Nancy says no matter how busy you are, nighttime reading with your kids is a necessary activity that can be accomplished easily and painlessly if you make an "under the bed box."
Take a shoe box and wrap it up with colorful paper and ribbon; make it special, and keep it in under your child's bed. When she receives a book as a gift or bring one home from school, add it to the box and let her know she doesn't have to share any of those specific books with her siblings or friends. "Every year, parents tell me their kids are so possessive of their under the bed books. Even if I've just printed the stories off in black-and-white, the kids think they're special."
At night, before your children go to sleep, go under the bed and pick out a book to read. Stay in the habit, even if you only have 10 minutes, "and hopefully," Nancy says, "this will set up a lifelong pattern of reading before bed."
As a teacher, Nancy says for every month children are out of school, they can regress that many months in their reading abilities. Although light summer reading may not push them sufficiently ahead of their class for the coming fall, "if they read, a lot of time they'll keep status quo, which is what you want," Nancy says.
Thom also feels ready telling kids it's important to read isn't enough to get them hooked; reading with them every day matters more. "Reading with them demonstrates in an intimate and physical way that reading is a worthwhile activity."
Help your kids sign up for a library card. Not only will they feel more grown up, but they'll feel a sense of accomplishment and possession over their reading abilities. If, early on, you can instill in your children the value of print, they'll carry it with them for years to come.
Thom suggests choosing a book for yourself while your kids make their own decision. Leave judgment at home, he says, because the aesthetic appreciation many adults have for books doesn't come as naturally to young children.
"They may want a great big catalog of fiction. They may just want to read about this one animal and then go back 30 pages and read about another animal. Not judging what your kids are reading means letting them pick."

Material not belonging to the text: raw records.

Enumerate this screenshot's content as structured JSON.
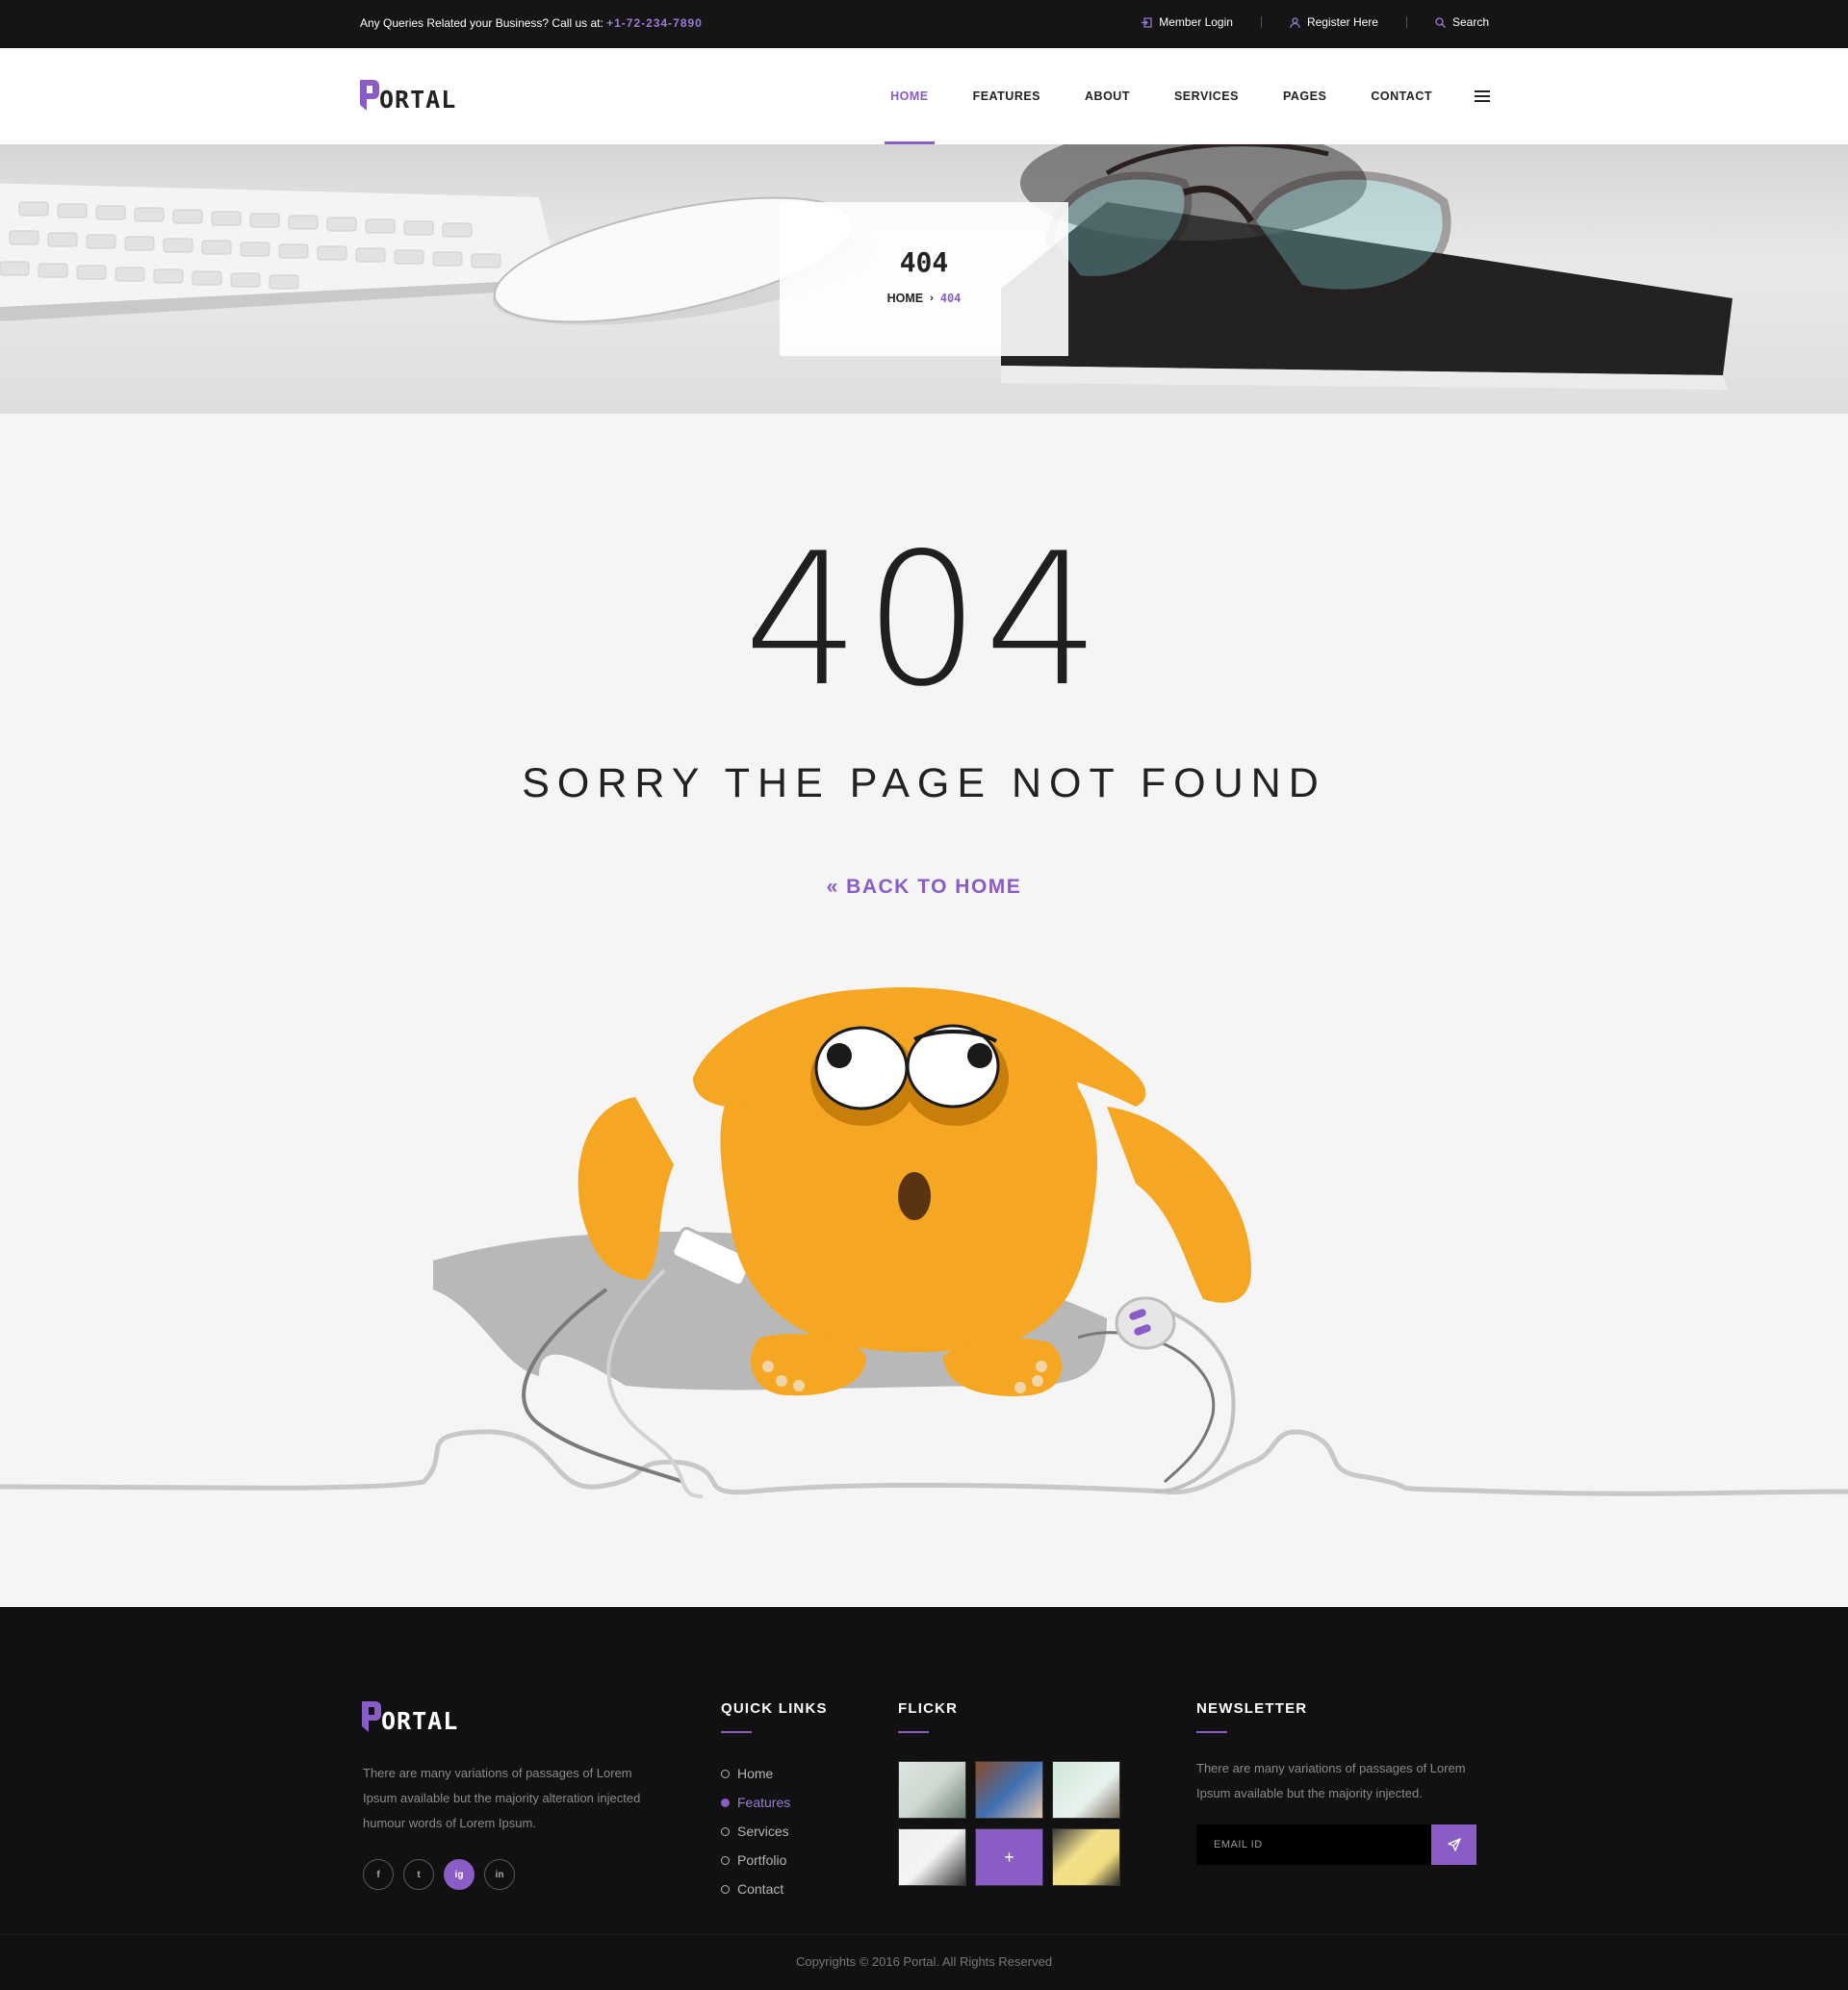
{
  "topbar": {
    "contact_text": "Any Queries Related your Business? Call us at: ",
    "phone": "+1-72-234-7890",
    "member_login": "Member Login",
    "register": "Register Here",
    "search": "Search"
  },
  "header": {
    "logo_rest": "ORTAL",
    "nav": [
      "HOME",
      "FEATURES",
      "ABOUT",
      "SERVICES",
      "PAGES",
      "CONTACT"
    ],
    "active_nav": "HOME"
  },
  "hero": {
    "title": "404",
    "breadcrumb_home": "HOME",
    "breadcrumb_current": "404"
  },
  "main": {
    "big_code": "404",
    "message": "SORRY THE PAGE NOT FOUND",
    "back_label": "« BACK TO HOME"
  },
  "footer": {
    "logo_rest": "ORTAL",
    "about": "There are many variations of passages of Lorem Ipsum available but the majority alteration injected humour words of Lorem Ipsum.",
    "socials": [
      "f",
      "t",
      "ig",
      "in"
    ],
    "quick_links_title": "QUICK LINKS",
    "quick_links": [
      "Home",
      "Features",
      "Services",
      "Portfolio",
      "Contact"
    ],
    "flickr_title": "FLICKR",
    "newsletter_title": "NEWSLETTER",
    "newsletter_text": "There are many variations of passages of Lorem Ipsum available but the majority injected.",
    "email_placeholder": "EMAIL ID",
    "copyright": "Copyrights © 2016 Portal. All Rights Reserved"
  },
  "colors": {
    "accent": "#8a5cc6",
    "dark": "#111111",
    "monster": "#f5a623"
  }
}
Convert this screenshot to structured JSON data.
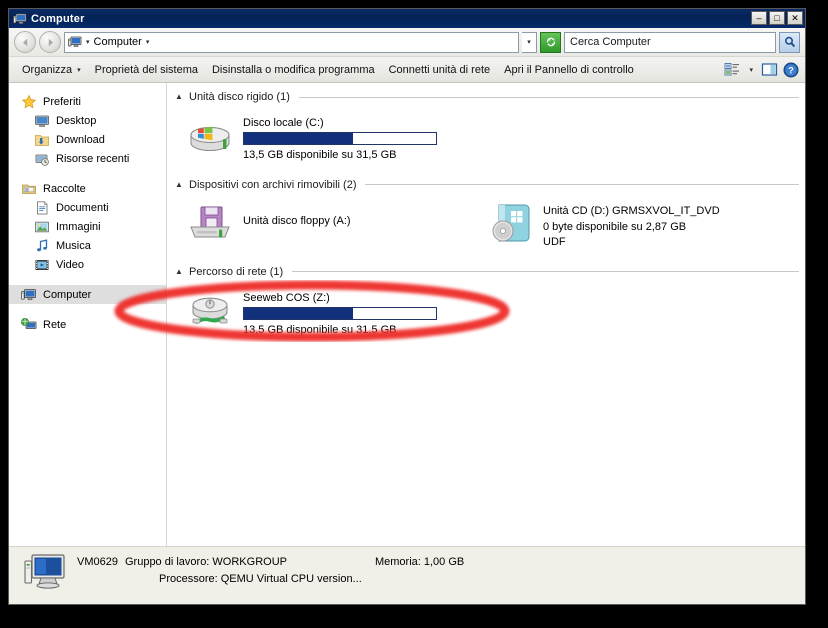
{
  "window": {
    "title": "Computer",
    "title_icon": "computer-icon",
    "minimize_label": "–",
    "maximize_label": "□",
    "close_label": "✕"
  },
  "address_bar": {
    "back_label": "←",
    "forward_label": "→",
    "crumb": "Computer",
    "caret": "▾",
    "dropdown_caret": "▾",
    "refresh_label": "↻",
    "search_placeholder": "Cerca Computer",
    "search_value": "Cerca Computer",
    "search_button_label": "⚲"
  },
  "toolbar": {
    "items": [
      {
        "label": "Organizza",
        "has_caret": true
      },
      {
        "label": "Proprietà del sistema",
        "has_caret": false
      },
      {
        "label": "Disinstalla o modifica programma",
        "has_caret": false
      },
      {
        "label": "Connetti unità di rete",
        "has_caret": false
      },
      {
        "label": "Apri il Pannello di controllo",
        "has_caret": false
      }
    ],
    "caret": "▾",
    "views_icon": "views-icon",
    "views_caret": "▾",
    "preview_icon": "preview-pane-icon",
    "help_icon": "help-icon"
  },
  "sidebar": {
    "groups": [
      {
        "header": {
          "label": "Preferiti",
          "icon": "star-icon"
        },
        "items": [
          {
            "label": "Desktop",
            "icon": "desktop-icon"
          },
          {
            "label": "Download",
            "icon": "download-folder-icon"
          },
          {
            "label": "Risorse recenti",
            "icon": "recent-places-icon"
          }
        ]
      },
      {
        "header": {
          "label": "Raccolte",
          "icon": "libraries-icon"
        },
        "items": [
          {
            "label": "Documenti",
            "icon": "documents-icon"
          },
          {
            "label": "Immagini",
            "icon": "pictures-icon"
          },
          {
            "label": "Musica",
            "icon": "music-icon"
          },
          {
            "label": "Video",
            "icon": "video-icon"
          }
        ]
      },
      {
        "header": {
          "label": "Computer",
          "icon": "computer-icon",
          "selected": true
        },
        "items": []
      },
      {
        "header": {
          "label": "Rete",
          "icon": "network-icon"
        },
        "items": []
      }
    ]
  },
  "content": {
    "groups": [
      {
        "title": "Unità disco rigido (1)",
        "collapse_glyph": "▲",
        "items": [
          {
            "icon": "hard-disk-icon",
            "name": "Disco locale (C:)",
            "has_bar": true,
            "used_percent": 57,
            "sub1": "13,5 GB disponibile su 31,5 GB",
            "sub2": ""
          }
        ]
      },
      {
        "title": "Dispositivi con archivi rimovibili (2)",
        "collapse_glyph": "▲",
        "items": [
          {
            "icon": "floppy-drive-icon",
            "name": "Unità disco floppy (A:)",
            "has_bar": false,
            "used_percent": 0,
            "sub1": "",
            "sub2": ""
          },
          {
            "icon": "cd-drive-icon",
            "name": "Unità CD (D:) GRMSXVOL_IT_DVD",
            "has_bar": false,
            "used_percent": 100,
            "sub1": "0 byte disponibile su 2,87 GB",
            "sub2": "UDF"
          }
        ]
      },
      {
        "title": "Percorso di rete (1)",
        "collapse_glyph": "▲",
        "items": [
          {
            "icon": "network-drive-icon",
            "name": "Seeweb COS (Z:)",
            "has_bar": true,
            "used_percent": 57,
            "sub1": "13,5 GB disponibile su 31,5 GB",
            "sub2": ""
          }
        ]
      }
    ]
  },
  "status_bar": {
    "icon": "computer-large-icon",
    "computer_name": "VM0629",
    "workgroup_label": "Gruppo di lavoro: WORKGROUP",
    "memory_label": "Memoria: 1,00 GB",
    "processor_label": "Processore: QEMU Virtual CPU version..."
  },
  "annotation": {
    "shape": "ellipse",
    "color": "#ee2f2a",
    "target": "Seeweb COS (Z:)"
  },
  "colors": {
    "titlebar": "#042256",
    "usage_bar_fill": "#12307c",
    "selection": "#dedede",
    "annotation_red": "#ee2f2a"
  }
}
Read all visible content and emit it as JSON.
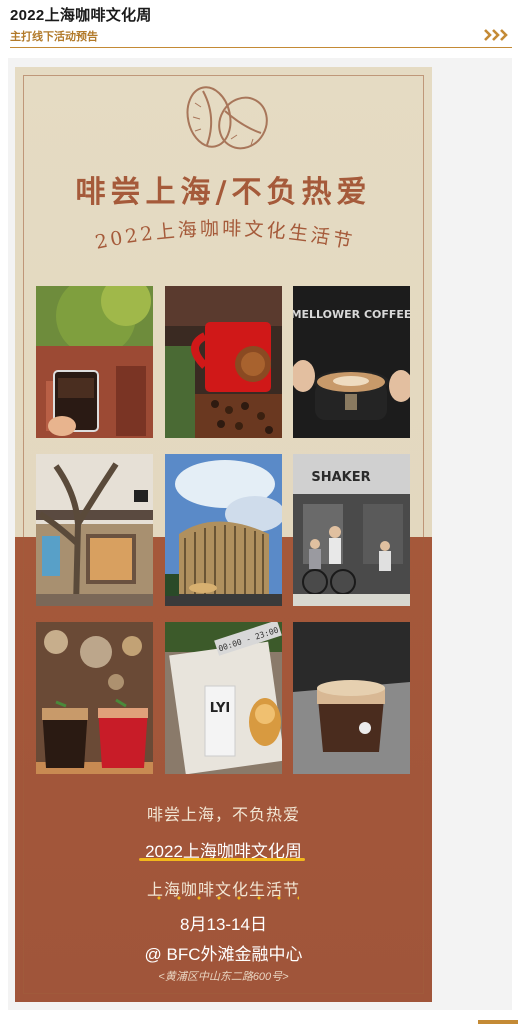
{
  "header": {
    "title": "2022上海咖啡文化周",
    "subtitle": "主打线下活动预告",
    "chevron_icon": "chevron-triple-right-icon",
    "accent_color": "#c48a35"
  },
  "poster": {
    "headline": "啡尝上海/不负热爱",
    "festival": "2022上海咖啡文化生活节",
    "photos": [
      {
        "name": "iced-coffee-street"
      },
      {
        "name": "red-mug-beans"
      },
      {
        "name": "mellower-coffee-latte",
        "sign": "MELLOWER COFFEE"
      },
      {
        "name": "cafe-building-tree"
      },
      {
        "name": "bfc-building"
      },
      {
        "name": "shaker-cafe-terrace",
        "sign": "SHAKER"
      },
      {
        "name": "two-iced-drinks"
      },
      {
        "name": "oat-milk-croissant",
        "carton_text": "LYI",
        "tag_text": "00:00 - 23:00"
      },
      {
        "name": "latte-cup-counter"
      }
    ],
    "tagline": "啡尝上海，不负热爱",
    "week_title": "2022上海咖啡文化周",
    "life_fest": "上海咖啡文化生活节",
    "date": "8月13-14日",
    "venue": "@ BFC外滩金融中心",
    "address": "<黄浦区中山东二路600号>",
    "colors": {
      "cream": "#e5dbc3",
      "brown": "#a5583a",
      "gold": "#f2b71c"
    }
  }
}
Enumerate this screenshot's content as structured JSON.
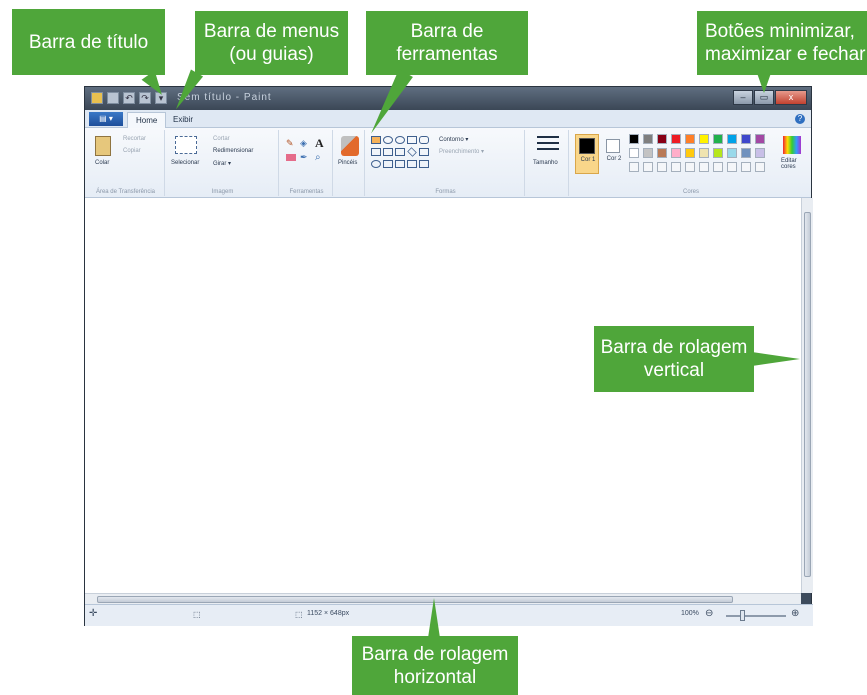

Use the reading list from the American Library Association to start reading with your child today!